The first day back to school: I didn’t even take pictures

It was the first week back to school and I could hear the distress in her voice.

“I’m in a horrible place,” says a mom, “I just came down from that spiritual high I told you I was enjoying. I don’t know where my positive, loving, go-with-the-flow attitude went.”

I learn when I listen to this friend. She has an amazing ability for self-reflection and a willingness to be with her vulnerability. I get to practice attentive listening while witnessing frailties of life.

“My sons just left for school for their first day. I was focused on their exterior, comparing myself and them to other parents who put adorable back-to-school pictures of their kids on Facebook.

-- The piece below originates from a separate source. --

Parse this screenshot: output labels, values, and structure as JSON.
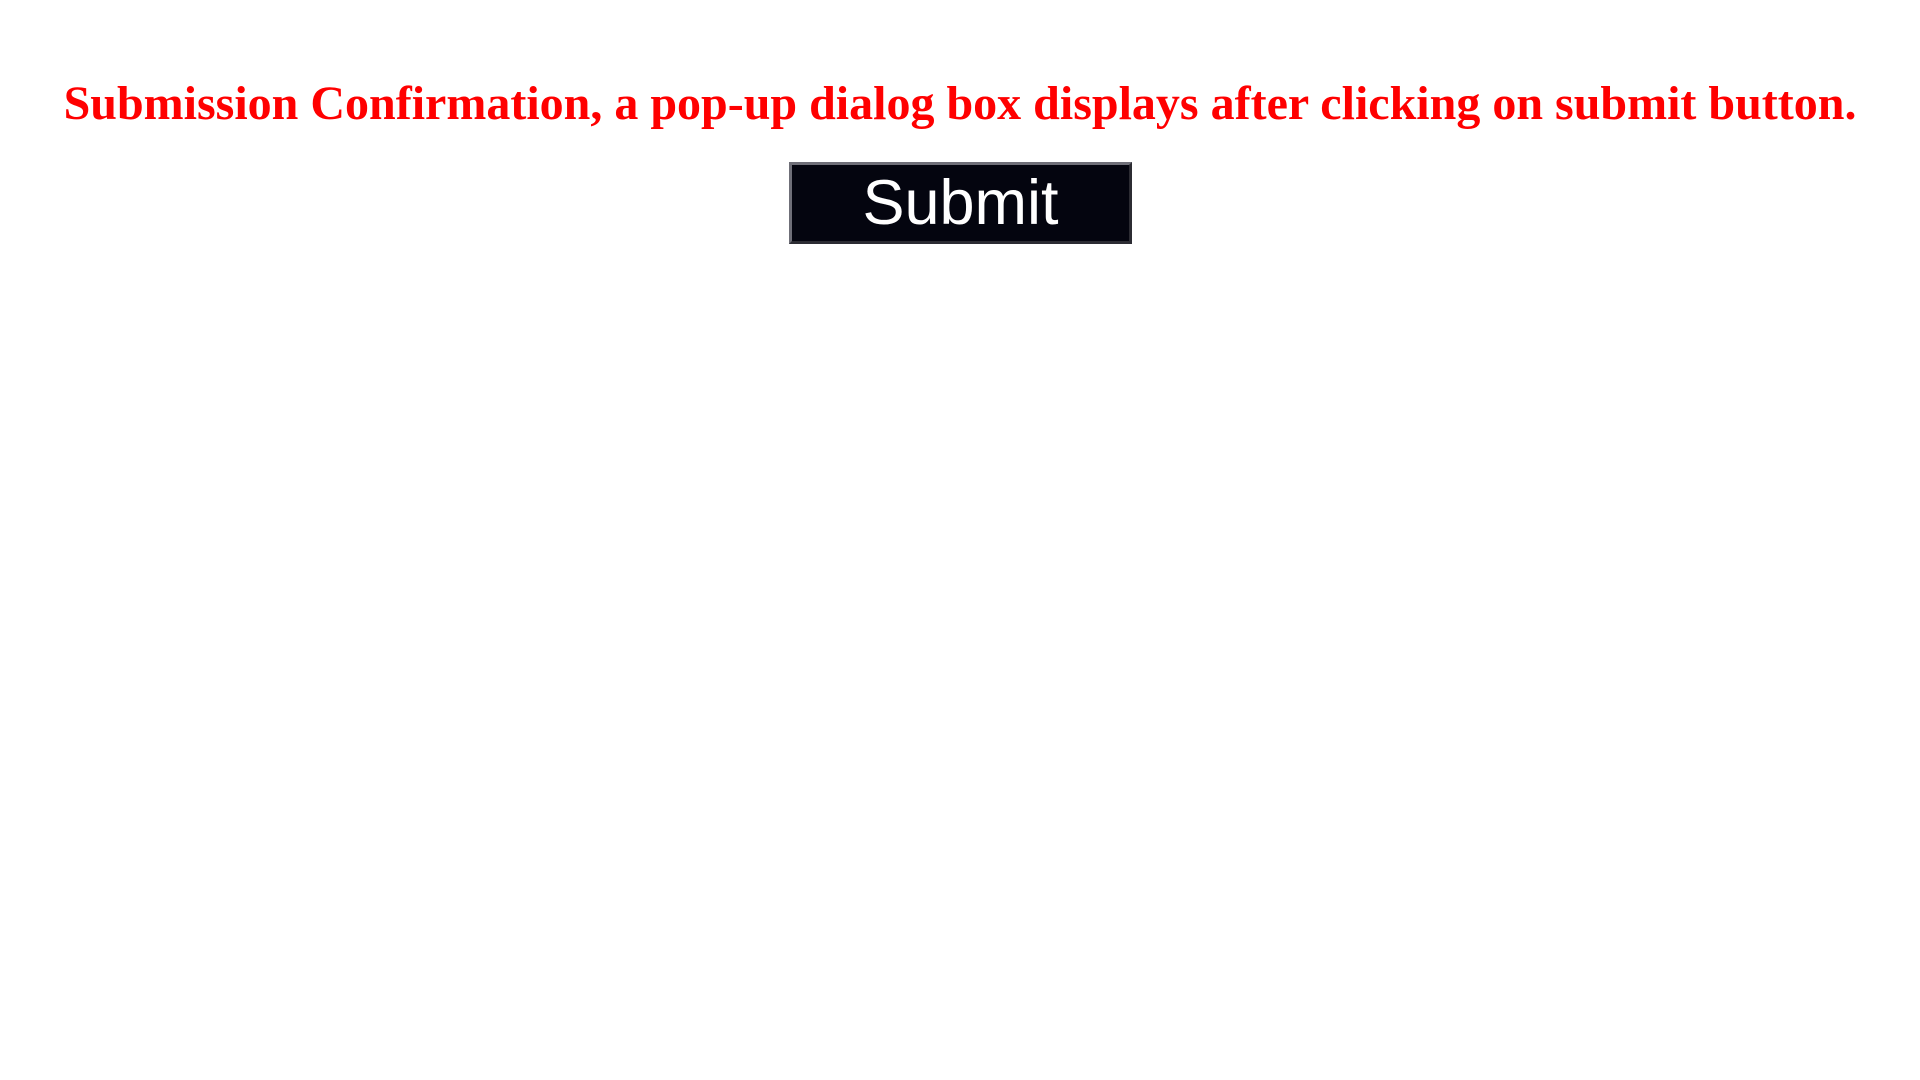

Mine weren’t wearing cute outfits. My youngest was wearing a too-small shirt with a stain on it. He pulled it out of a pile I had set aside to take to Goodwill. When I called attention to it, he wouldn’t change.

And we didn’t get new lunch boxes. They carried their old, dingy ones.

The boys seemed charged with negative feelings: those uncertain, uncomfortable ones. They didn’t even want their picture taken.

And that birthday party this weekend we have planned for our oldest. Well, I printed last-minute SpongeBob SquarePants invitations, which he loved and I hated. I kept it to myself, though.”

The mom sighs and states, “I feel like a failure on many fronts right now.”

That was it. 

I sit quietly with her story and her feelings. I understand and remember my own experiences.

After awhile, she asks if I have any thoughts. 

I do.  

First, the photos.

I think about the pictures I post on Facebook and admit to her that I only post certain photos. I try to look good. I mean it—the angle and smiles are not optional. And, I'm guilty of posting pictures on social media that make you think everything's hunky-dory. So, if others are like me, many of those pictures are carefully taken, chosen, and posted.

Pictures aside, I tell her about my memories as a mom and teacher that first week back to school. They're challenging. What helps me is just what this mom is doing: talking to someone about my upset.

Another thing that helps is to look at my difficulty from another perspective. 

I recall Deepak Chopra's encouragement. He suggests imagining we're standing in another person's shoes.

For example, ask yourself, "What story would your child or another parent tell about this experience?" The idea is to shift perspective enough to explore and gain insight. Others might note these things:

I see kids who are on shaky ground with a new routine and perhaps not able to be their best selves.

I see an independent son who doesn’t care so much about exterior things such as what he's wearing.

I see parents who allow their kids to choose their own clothes, even a too-small shirt with a stain.

I see parents who carefully choose their battles and know that what their kid is wearing doesn't matter as much as how the kid feels.

I see a mom awake enough to sense the emotional energy in her children and open enough to accept that humans, even little humans, feel a gamut of emotions. Especially on the first day of school.

I see a mom who is proud of her kids, so proud she wants to take photos and put them on Facebook.

I see parents who want to give a just-right birthday celebration to a son.

I see a mom who really wants to feel and be her best self.

I see a mom who is brave enough to ask a trusted friend to listen to her feelings, the real and yucky ones.

This mom touched on a universal experience. Parents and kids (and teachers) struggle with the transition back to school. I want to be okay with the first-day-back just as it is. Shirt stains optional. Feelings allowed.

Maybe we take pictures. Maybe not.